Life as we know it has changed since we were children. From the moment we conceived our children, our lives were forever and a day not the same. Even though our future children were not able to be felt, our invisible eye could look deep into our souls and see them.
As kids we played with our dolls babying them with crude caveman tactics. Flinging the dolls around as if they were a sack of potatoes. Children not coordinated with their movements held onto the dolls for safe keeping until they decided that the baby was in need of changing, then sought out any level spot to make their way through the laborious process of imaginary diaper changing.
Tea was set and all our stuffy and furry buddies came to have tea. Sometimes we invited our Dad to come and poor the tea. With the table small and cramped, Dad sat and made small talk with Henry the bear and Mr. Hoppers the bunny. All dressed in our Sunday best at the table, manners were first and foremost the event of the tea party. Tiny cookies on a lace-covered dish and lemonade in her finest china teapot gave the day spent with Dad the right amount of flair.
As time passed, the dolls were put away and the skates and teen magazine were the hottest trends in our teenager years. Dolls and teddy bears made room for makeup and boys. American Bandstand on our long Saturdays in a hot summer gave us hope the new hit on the block saw us and was singing to our hearts. We just knew they were gonna come to see us and ask us to marry them. Eardrums pounding in our heads, we screamed to our hearts’ content wanting and praying they would ask us to come up on stage to sing with them.
Now with the invention of cars, we discover that going to town meant finding boys out flexing their muscles and strutting their tail feathers to catch us looking at them. It was popular to have a car with a stereo that played all the hottest songs for that time. Our first kiss seemed to seal our future with no going back to our childhood; we had entered into a whole new life. Our mothers agape and dads looking for the gun, realizing it is too late to worry now—the little girl who just yesterday was having a tea party with Henry the Bear and Mr. Hoppers the bunny has passed through that rite of passage and is growing up.
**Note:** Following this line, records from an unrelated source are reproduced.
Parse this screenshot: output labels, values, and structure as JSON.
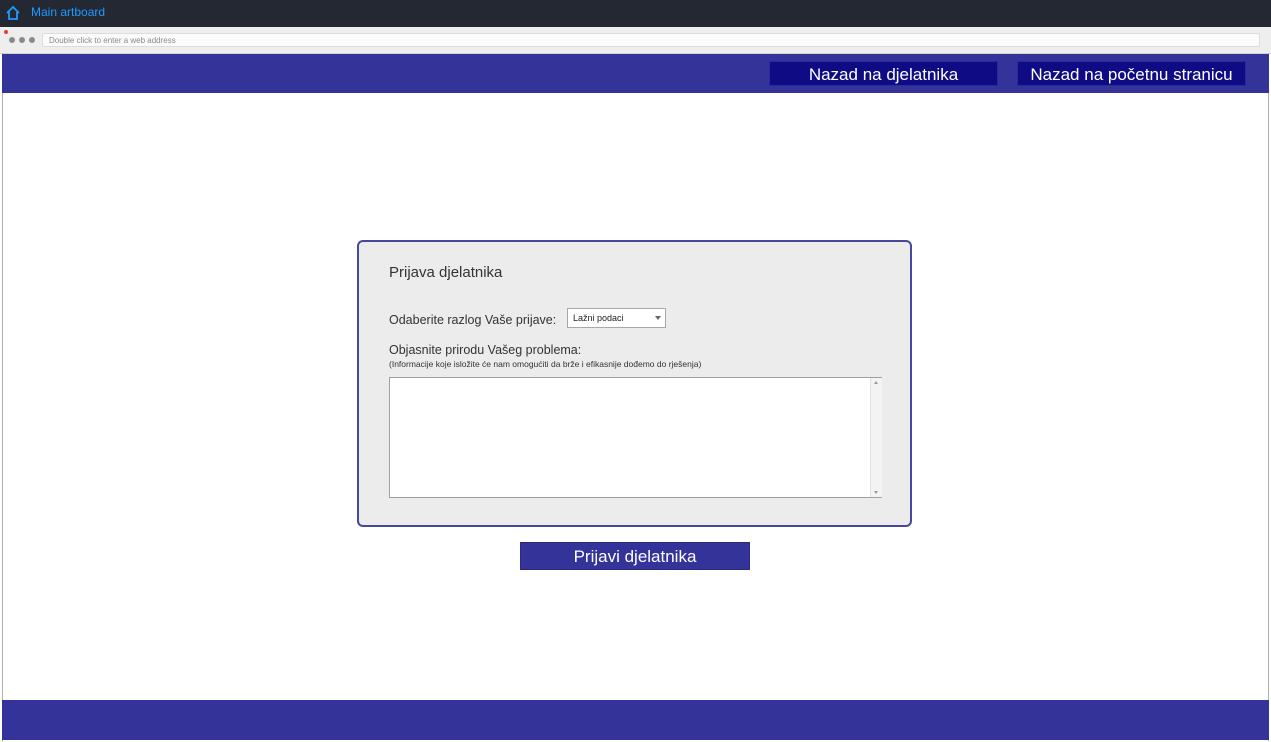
{
  "app": {
    "title": "Main artboard",
    "home_icon": "home-icon"
  },
  "browser": {
    "address_placeholder": "Double click to enter a web address"
  },
  "header": {
    "buttons": [
      {
        "label": "Nazad na djelatnika"
      },
      {
        "label": "Nazad na početnu stranicu"
      }
    ]
  },
  "form": {
    "title": "Prijava djelatnika",
    "reason_label": "Odaberite razlog Vaše prijave:",
    "reason_selected": "Lažni podaci",
    "explain_label": "Objasnite prirodu Vašeg problema:",
    "explain_hint": "(Informacije koje isložite će nam omogućiti da brže i efikasnije dođemo do rješenja)",
    "explain_value": ""
  },
  "submit": {
    "label": "Prijavi djelatnika"
  },
  "colors": {
    "primary": "#34339a",
    "nav_button": "#0f0b84",
    "title_link": "#1e9bff",
    "topbar": "#232833"
  }
}
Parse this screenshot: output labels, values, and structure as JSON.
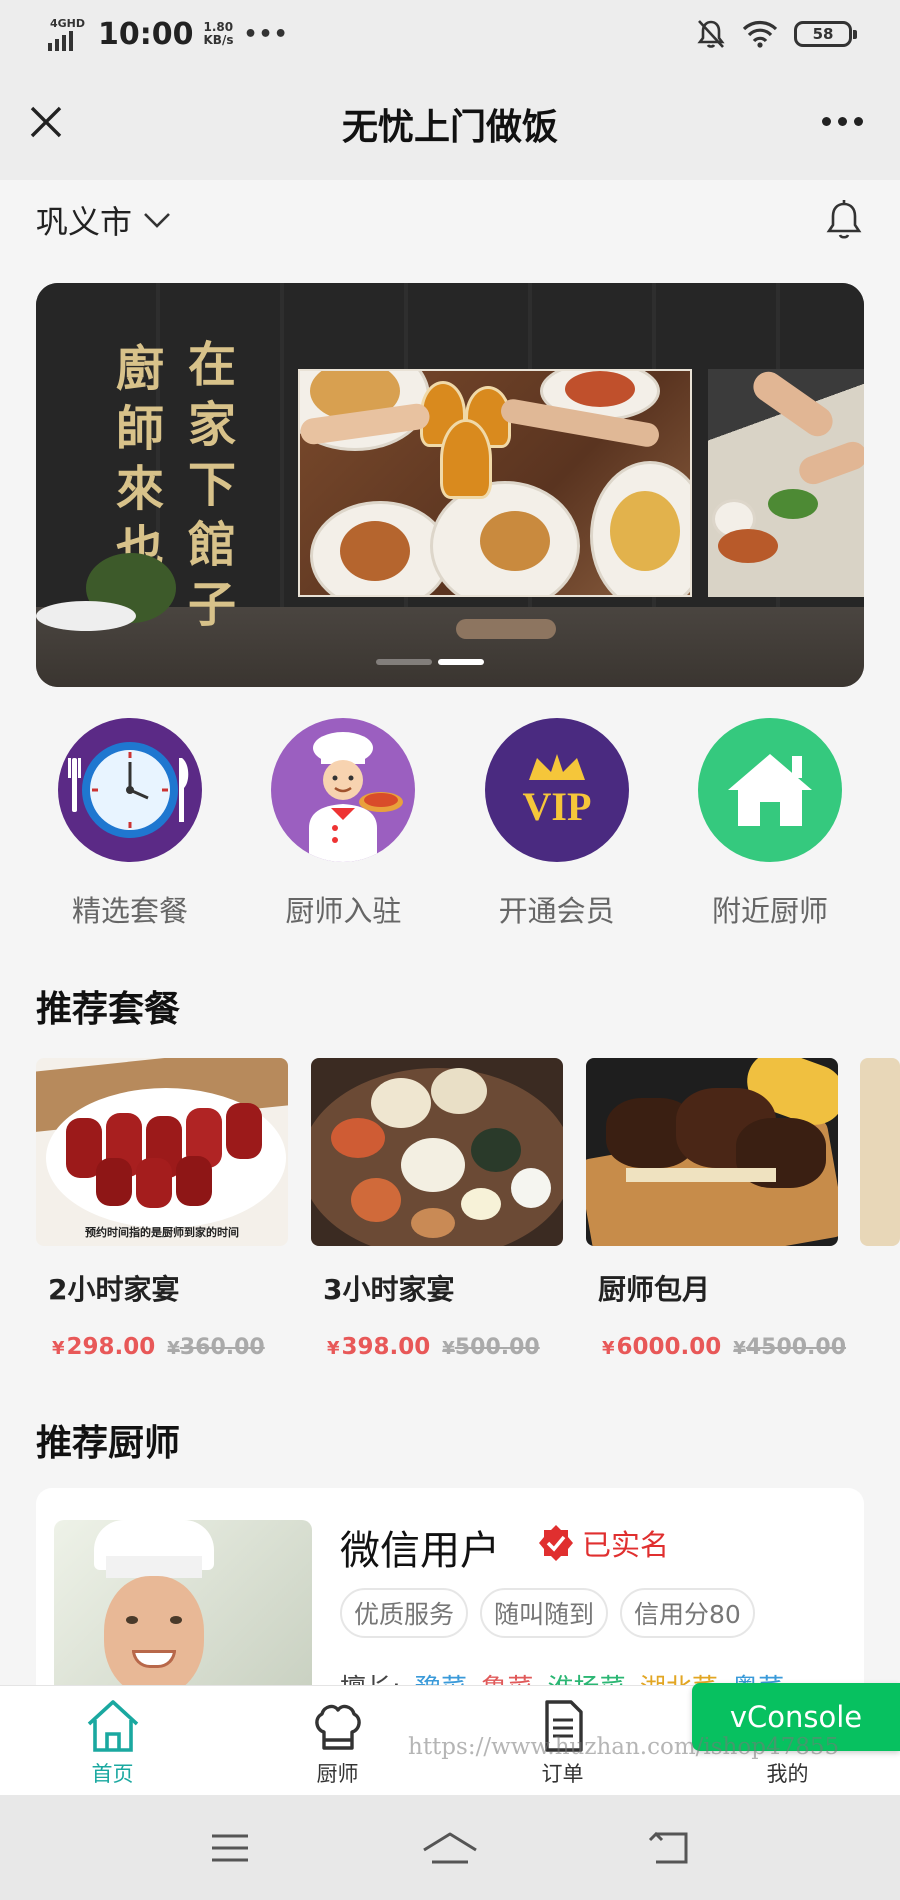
{
  "status_bar": {
    "network": "4GHD",
    "time": "10:00",
    "speed_value": "1.80",
    "speed_unit": "KB/s",
    "dots": "•••",
    "battery": "58"
  },
  "header": {
    "title": "无忧上门做饭"
  },
  "location": {
    "city": "巩义市"
  },
  "banner": {
    "slogan_right": [
      "在",
      "家",
      "下",
      "館",
      "子"
    ],
    "slogan_left": [
      "廚",
      "師",
      "來",
      "也"
    ],
    "active_slide": 2,
    "slide_count": 2
  },
  "categories": [
    {
      "label": "精选套餐",
      "icon": "clock-cutlery-icon",
      "color": "#5b2a86"
    },
    {
      "label": "厨师入驻",
      "icon": "chef-pizza-icon",
      "color": "#9b5fc0"
    },
    {
      "label": "开通会员",
      "icon": "vip-crown-icon",
      "color": "#4a2a80"
    },
    {
      "label": "附近厨师",
      "icon": "house-icon",
      "color": "#35c97e"
    }
  ],
  "sections": {
    "packages_title": "推荐套餐",
    "chefs_title": "推荐厨师"
  },
  "packages": [
    {
      "name": "2小时家宴",
      "price": "298.00",
      "old_price": "360.00",
      "currency": "¥",
      "image_caption": "预约时间指的是厨师到家的时间"
    },
    {
      "name": "3小时家宴",
      "price": "398.00",
      "old_price": "500.00",
      "currency": "¥"
    },
    {
      "name": "厨师包月",
      "price": "6000.00",
      "old_price": "4500.00",
      "currency": "¥"
    }
  ],
  "chef": {
    "name": "微信用户",
    "verified": "已实名",
    "tags": [
      "优质服务",
      "随叫随到",
      "信用分80"
    ],
    "skills_label": "擅长:",
    "skills": [
      {
        "name": "豫菜",
        "color": "#3a9ad9"
      },
      {
        "name": "鲁菜",
        "color": "#e05a5a"
      },
      {
        "name": "淮扬菜",
        "color": "#2bb673"
      },
      {
        "name": "湖北菜",
        "color": "#e2a623"
      },
      {
        "name": "粤菜",
        "color": "#3a9ad9"
      }
    ]
  },
  "tabbar": {
    "items": [
      {
        "label": "首页",
        "icon": "home-icon",
        "active": true
      },
      {
        "label": "厨师",
        "icon": "chef-hat-icon",
        "active": false
      },
      {
        "label": "订单",
        "icon": "document-icon",
        "active": false
      },
      {
        "label": "我的",
        "icon": "user-icon",
        "active": false
      }
    ],
    "active_color": "#1aa8a0"
  },
  "overlay": {
    "vconsole": "vConsole",
    "watermark": "https://www.huzhan.com/ishop47855"
  }
}
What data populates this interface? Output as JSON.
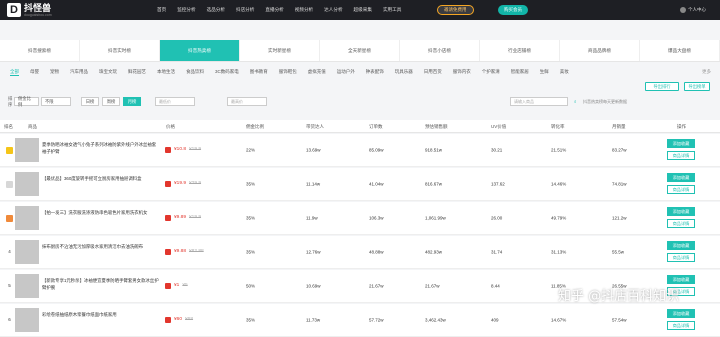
{
  "brand": {
    "name": "抖怪兽",
    "sub": "douguaishou.com"
  },
  "nav": [
    "首页",
    "监控分析",
    "选品分析",
    "抖店分析",
    "直播分析",
    "视频分析",
    "达人分析",
    "超级采集",
    "实用工具"
  ],
  "invite": "邀请免费用",
  "vip": "购买会员",
  "user": "个人中心",
  "rank_tabs": [
    "抖音搜索榜",
    "抖音实时榜",
    "抖音热卖榜",
    "实时新星榜",
    "全天新星榜",
    "抖音小店榜",
    "行业店铺榜",
    "商品品牌榜",
    "爆品大盘榜"
  ],
  "active_rank_tab": 2,
  "categories": [
    "全部",
    "母婴",
    "宠物",
    "汽车用品",
    "珠宝文玩",
    "鲜花园艺",
    "本地生活",
    "食品饮料",
    "3C数码家电",
    "图书教育",
    "服饰鞋包",
    "虚拟充值",
    "运动户外",
    "钟表配饰",
    "玩具乐器",
    "日用百货",
    "服饰内衣",
    "个护家清",
    "智能家居",
    "生鲜",
    "美妆"
  ],
  "more": "更多",
  "buttons": {
    "export": "导出榜单",
    "export2": "导出排行",
    "search_btn": "搜索"
  },
  "filters": {
    "sort_label": "排序",
    "sort_val": "佣金比例",
    "time_val": "不限",
    "chips": [
      "日榜",
      "周榜",
      "月榜"
    ],
    "active_chip": 2,
    "range_ph1": "最低价",
    "range_ph2": "最高价",
    "date_ph": "日期",
    "search_ph": "请输入商品",
    "hint": "抖音热卖榜每天更新数据"
  },
  "columns": [
    "排名",
    "商品",
    "价格",
    "佣金比例",
    "带货达人",
    "订单数",
    "预估销售额",
    "UV价值",
    "转化率",
    "月销量",
    "操作"
  ],
  "rows": [
    {
      "rank": "1",
      "name": "夏季防晒冰袖女透气小兔子系列冰袖防紫外线户外冰丝袖套袖子护臂",
      "price": "¥10.8",
      "orig": "¥19.9",
      "ratio": "22%",
      "talent": "13.69w",
      "orders": "85.09w",
      "sales": "918.51w",
      "uv": "30.21",
      "conv": "21.51%",
      "month": "83.27w"
    },
    {
      "rank": "2",
      "name": "【最优品】360度旋转手摇可立厨房家用抽屉调料盒",
      "price": "¥19.9",
      "orig": "¥29.9",
      "ratio": "35%",
      "talent": "11.14w",
      "orders": "41.04w",
      "sales": "816.67w",
      "uv": "137.62",
      "conv": "14.46%",
      "month": "74.81w"
    },
    {
      "rank": "3",
      "name": "【拍一发三】洗衣服洗涤液防串色吸色片家用洗衣机女",
      "price": "¥9.89",
      "orig": "¥19.9",
      "ratio": "35%",
      "talent": "11.9w",
      "orders": "106.3w",
      "sales": "1,061.99w",
      "uv": "26.00",
      "conv": "49.79%",
      "month": "121.2w"
    },
    {
      "rank": "4",
      "name": "抹布厨房不沾油无污加厚吸水家用清洁巾去油洗碗布",
      "price": "¥9.88",
      "orig": "¥82.88",
      "ratio": "35%",
      "talent": "12.76w",
      "orders": "48.88w",
      "sales": "482.93w",
      "uv": "31.74",
      "conv": "31.13%",
      "month": "55.5w"
    },
    {
      "rank": "5",
      "name": "【新款专享1元秒杀】冰袖便宜夏季防晒手臂套男女款冰丝护臂护腕",
      "price": "¥1",
      "orig": "¥5",
      "ratio": "50%",
      "talent": "10.69w",
      "orders": "21.67w",
      "sales": "21.67w",
      "uv": "8.44",
      "conv": "11.85%",
      "month": "26.55w"
    },
    {
      "rank": "6",
      "name": "彩绘卷纸抽纸原木浆餐巾纸面巾纸家用",
      "price": "¥60",
      "orig": "¥68",
      "ratio": "35%",
      "talent": "11.73w",
      "orders": "57.72w",
      "sales": "3,462.43w",
      "uv": "409",
      "conv": "14.67%",
      "month": "57.54w"
    }
  ],
  "row_actions": {
    "primary": "添加收藏",
    "secondary": "商品详情"
  },
  "watermark": "知乎 @抖店百科知识",
  "colors": {
    "accent": "#20c1b3",
    "topbar": "#1e1f24",
    "price": "#e2362d"
  }
}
As you read this article, I hope in some small way you can think back and wonder if Henry the Bear and Mr. Hoppers the bunny are still with that little girl having tea. Are they in their Sunday best and using manners at the table?